"Amazon already has a great infrastructure and delivery system and they could use Amazon Prime for delivery," the analyst said. "I think there could be advantages for both sides."

Growth also could turn into a roadblock, according to Cantor Fitzgerald analyst Steven Halper, who pointed to Amazon's 2018 purchase of online pharmacy PillPack Inc. as an example.

Halper said at the time of the purchase, PillPack was in the network for PBMs. But as it started getting bigger and bigger, the PBMs could just take them out of the network.

"That's still the case, especially with the new online initiative," Halper said in an interview. "Any company that has mail-order is going to be very, very protective of that mail base."

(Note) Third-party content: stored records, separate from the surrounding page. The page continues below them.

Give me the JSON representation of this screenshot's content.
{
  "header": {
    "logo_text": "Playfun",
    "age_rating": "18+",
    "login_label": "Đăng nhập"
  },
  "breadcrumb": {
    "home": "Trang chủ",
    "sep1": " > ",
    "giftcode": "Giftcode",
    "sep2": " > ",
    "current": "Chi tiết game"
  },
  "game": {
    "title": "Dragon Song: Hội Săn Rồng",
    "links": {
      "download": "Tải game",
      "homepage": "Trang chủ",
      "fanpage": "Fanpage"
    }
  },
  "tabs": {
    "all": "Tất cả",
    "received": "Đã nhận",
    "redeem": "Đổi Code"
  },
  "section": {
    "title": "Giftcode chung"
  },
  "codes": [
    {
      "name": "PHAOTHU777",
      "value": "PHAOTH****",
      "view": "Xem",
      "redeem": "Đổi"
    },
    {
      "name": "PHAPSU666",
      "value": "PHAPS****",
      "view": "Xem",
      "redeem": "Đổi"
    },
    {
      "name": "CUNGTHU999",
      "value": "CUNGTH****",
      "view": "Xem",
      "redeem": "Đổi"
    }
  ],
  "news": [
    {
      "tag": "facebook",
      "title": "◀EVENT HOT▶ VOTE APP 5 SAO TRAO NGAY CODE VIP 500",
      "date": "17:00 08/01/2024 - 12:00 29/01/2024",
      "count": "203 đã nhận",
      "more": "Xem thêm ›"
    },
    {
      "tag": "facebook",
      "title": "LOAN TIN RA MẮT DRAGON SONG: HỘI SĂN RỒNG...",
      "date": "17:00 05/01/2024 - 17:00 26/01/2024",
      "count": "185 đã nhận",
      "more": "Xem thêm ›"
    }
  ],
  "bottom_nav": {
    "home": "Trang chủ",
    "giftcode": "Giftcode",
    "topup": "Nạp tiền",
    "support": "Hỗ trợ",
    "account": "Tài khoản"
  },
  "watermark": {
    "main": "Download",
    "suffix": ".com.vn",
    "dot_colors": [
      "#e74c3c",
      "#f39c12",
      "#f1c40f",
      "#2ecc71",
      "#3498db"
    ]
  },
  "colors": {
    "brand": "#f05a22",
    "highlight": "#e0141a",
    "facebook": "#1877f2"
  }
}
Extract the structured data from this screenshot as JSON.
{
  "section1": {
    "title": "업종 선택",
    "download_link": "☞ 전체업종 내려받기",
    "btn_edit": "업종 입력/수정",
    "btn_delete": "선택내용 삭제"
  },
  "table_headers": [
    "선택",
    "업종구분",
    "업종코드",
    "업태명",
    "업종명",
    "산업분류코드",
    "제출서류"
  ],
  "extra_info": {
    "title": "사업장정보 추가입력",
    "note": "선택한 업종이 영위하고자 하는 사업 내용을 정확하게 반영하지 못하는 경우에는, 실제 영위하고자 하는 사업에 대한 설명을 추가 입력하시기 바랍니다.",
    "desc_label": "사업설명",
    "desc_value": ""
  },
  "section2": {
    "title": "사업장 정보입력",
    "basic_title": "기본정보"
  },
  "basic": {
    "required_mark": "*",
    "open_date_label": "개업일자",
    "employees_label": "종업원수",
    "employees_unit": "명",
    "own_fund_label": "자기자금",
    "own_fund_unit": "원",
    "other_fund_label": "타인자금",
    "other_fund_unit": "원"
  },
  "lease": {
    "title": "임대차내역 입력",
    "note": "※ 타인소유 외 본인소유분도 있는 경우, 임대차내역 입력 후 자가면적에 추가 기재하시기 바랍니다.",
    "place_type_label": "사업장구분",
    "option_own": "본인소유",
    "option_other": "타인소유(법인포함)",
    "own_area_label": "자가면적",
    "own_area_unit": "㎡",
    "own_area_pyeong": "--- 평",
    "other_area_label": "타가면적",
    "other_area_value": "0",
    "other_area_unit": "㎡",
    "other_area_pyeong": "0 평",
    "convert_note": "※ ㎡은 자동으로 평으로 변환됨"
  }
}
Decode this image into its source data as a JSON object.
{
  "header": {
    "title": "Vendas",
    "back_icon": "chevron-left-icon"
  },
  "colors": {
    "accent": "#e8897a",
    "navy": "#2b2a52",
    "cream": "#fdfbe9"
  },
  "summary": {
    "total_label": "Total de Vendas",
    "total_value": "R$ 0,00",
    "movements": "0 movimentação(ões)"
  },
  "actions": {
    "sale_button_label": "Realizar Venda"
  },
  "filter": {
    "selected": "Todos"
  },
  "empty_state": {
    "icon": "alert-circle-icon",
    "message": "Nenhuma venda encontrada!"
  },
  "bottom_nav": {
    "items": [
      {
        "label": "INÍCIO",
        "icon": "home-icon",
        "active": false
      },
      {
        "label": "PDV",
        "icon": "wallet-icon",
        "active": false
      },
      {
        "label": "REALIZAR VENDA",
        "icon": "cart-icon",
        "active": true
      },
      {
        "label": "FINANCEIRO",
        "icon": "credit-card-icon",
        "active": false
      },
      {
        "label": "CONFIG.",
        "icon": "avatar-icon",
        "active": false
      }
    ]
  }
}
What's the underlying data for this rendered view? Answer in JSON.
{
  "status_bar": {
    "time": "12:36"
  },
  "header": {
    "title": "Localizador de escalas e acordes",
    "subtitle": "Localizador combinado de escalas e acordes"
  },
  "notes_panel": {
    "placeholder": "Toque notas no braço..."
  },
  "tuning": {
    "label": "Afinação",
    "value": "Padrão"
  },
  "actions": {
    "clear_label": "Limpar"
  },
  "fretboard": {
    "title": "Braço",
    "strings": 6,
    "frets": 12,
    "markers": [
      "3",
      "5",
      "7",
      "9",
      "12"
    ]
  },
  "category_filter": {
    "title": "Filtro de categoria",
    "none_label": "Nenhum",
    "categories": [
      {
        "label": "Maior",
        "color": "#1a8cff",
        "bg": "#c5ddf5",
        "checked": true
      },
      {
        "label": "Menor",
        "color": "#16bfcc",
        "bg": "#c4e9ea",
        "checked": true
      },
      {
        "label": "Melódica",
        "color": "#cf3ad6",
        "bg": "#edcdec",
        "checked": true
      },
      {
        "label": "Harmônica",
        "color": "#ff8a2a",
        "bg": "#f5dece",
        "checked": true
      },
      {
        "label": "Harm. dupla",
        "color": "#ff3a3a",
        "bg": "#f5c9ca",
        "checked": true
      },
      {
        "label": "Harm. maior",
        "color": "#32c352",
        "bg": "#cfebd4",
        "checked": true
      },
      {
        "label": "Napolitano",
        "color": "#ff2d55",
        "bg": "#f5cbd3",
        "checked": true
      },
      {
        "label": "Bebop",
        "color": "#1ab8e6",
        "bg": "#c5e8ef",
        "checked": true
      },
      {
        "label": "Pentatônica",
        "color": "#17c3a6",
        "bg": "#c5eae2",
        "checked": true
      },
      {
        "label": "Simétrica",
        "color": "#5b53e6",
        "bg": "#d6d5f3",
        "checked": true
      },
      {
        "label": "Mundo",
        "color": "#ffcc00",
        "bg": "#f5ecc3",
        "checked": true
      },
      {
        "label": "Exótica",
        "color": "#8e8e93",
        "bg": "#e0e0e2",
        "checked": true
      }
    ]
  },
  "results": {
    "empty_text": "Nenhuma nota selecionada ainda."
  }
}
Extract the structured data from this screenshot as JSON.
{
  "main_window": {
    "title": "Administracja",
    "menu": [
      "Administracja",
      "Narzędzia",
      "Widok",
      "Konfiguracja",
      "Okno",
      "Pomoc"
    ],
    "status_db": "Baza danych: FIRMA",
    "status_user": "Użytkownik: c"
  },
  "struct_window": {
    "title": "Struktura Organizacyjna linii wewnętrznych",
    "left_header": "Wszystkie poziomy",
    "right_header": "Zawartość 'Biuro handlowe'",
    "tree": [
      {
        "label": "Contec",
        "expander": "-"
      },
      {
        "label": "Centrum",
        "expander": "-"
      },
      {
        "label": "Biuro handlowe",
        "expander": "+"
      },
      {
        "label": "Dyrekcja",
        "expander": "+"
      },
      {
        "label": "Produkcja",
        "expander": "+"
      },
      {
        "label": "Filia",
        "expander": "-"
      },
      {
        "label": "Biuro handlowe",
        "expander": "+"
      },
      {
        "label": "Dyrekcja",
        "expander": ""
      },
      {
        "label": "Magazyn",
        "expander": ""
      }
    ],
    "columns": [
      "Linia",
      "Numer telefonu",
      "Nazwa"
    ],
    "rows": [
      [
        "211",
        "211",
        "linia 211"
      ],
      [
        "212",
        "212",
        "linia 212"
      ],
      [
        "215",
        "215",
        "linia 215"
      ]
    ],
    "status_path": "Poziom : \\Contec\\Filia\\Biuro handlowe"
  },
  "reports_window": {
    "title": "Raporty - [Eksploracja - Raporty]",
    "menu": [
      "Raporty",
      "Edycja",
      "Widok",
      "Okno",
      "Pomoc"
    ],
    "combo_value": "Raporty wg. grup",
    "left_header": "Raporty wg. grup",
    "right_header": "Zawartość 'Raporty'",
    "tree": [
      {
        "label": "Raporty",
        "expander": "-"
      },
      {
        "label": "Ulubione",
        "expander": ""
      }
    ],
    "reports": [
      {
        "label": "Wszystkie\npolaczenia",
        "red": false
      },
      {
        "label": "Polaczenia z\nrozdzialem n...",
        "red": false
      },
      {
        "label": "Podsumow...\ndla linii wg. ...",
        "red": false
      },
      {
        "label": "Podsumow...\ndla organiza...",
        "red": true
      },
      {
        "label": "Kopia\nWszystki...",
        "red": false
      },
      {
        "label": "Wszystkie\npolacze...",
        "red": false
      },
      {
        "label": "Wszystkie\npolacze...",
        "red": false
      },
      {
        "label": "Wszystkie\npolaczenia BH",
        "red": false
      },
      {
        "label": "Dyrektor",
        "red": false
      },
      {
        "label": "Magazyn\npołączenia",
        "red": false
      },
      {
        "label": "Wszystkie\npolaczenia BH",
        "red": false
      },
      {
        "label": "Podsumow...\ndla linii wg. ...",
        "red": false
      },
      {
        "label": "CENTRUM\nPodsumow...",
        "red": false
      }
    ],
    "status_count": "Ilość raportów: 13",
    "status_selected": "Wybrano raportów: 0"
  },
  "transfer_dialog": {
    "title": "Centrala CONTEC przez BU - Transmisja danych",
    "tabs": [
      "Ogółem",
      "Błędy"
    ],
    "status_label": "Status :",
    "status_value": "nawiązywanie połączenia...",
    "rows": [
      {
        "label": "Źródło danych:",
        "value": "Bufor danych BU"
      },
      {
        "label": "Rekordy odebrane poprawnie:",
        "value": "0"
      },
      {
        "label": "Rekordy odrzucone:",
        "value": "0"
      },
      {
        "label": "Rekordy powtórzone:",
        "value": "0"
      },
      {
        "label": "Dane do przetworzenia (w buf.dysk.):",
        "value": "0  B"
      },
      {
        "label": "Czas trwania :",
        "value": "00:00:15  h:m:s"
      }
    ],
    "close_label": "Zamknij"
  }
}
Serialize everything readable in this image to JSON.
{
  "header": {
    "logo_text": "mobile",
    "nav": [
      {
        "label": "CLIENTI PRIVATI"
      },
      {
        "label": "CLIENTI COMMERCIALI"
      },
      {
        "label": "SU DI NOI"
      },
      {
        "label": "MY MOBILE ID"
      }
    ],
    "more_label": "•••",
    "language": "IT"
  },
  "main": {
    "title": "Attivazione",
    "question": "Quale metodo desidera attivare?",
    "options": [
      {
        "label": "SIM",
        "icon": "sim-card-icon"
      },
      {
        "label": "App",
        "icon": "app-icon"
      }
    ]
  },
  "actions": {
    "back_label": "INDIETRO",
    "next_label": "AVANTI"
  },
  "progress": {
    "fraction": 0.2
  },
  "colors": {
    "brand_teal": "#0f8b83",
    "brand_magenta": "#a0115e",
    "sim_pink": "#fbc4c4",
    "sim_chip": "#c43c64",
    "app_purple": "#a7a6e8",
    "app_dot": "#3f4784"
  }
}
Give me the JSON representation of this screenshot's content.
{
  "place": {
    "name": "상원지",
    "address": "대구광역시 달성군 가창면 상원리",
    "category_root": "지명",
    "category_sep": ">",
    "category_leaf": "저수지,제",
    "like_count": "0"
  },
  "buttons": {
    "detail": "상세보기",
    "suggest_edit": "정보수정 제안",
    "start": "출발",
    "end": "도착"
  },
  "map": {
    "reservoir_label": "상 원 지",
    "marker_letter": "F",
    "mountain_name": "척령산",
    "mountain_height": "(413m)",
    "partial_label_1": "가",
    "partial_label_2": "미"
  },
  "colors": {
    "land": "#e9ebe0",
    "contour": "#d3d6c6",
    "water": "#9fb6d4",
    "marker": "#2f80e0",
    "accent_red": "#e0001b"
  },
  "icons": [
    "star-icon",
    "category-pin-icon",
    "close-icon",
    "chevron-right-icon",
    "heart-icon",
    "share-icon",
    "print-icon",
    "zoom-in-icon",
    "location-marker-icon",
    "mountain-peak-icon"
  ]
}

Customers can get prescriptions filled by Amazon Pharmacy the same way they would at brick-and-mortar pharmacies. It accepts most insurance plans and prescriptions are submitted by medical professionals, or customers can choose to go without insurance and get a copay price.

Halper said unlike insurers and PBMs, Amazon does not have a connection to employers that provide insurance for their employees, and that is what the e-commerce giant's pharmacy initiative may need to be successful.

"If you're looking to compete with the PBMs, the thing that matters most is the corporate relationship," Halper said, "And the last time I checked, Amazon retail doesn't have that employer aspect of the equation figured out."

Hardy is interested in seeing if Amazon Pharmacy becomes a topic of discussion during managed care companies' fourth-quarter 2020 earnings calls. So far, there has not been much commentary on Amazon's venture, and she will be keen to hear from managed care players if they consider it a threat and are developing any strategies to counter the new entrant in the market.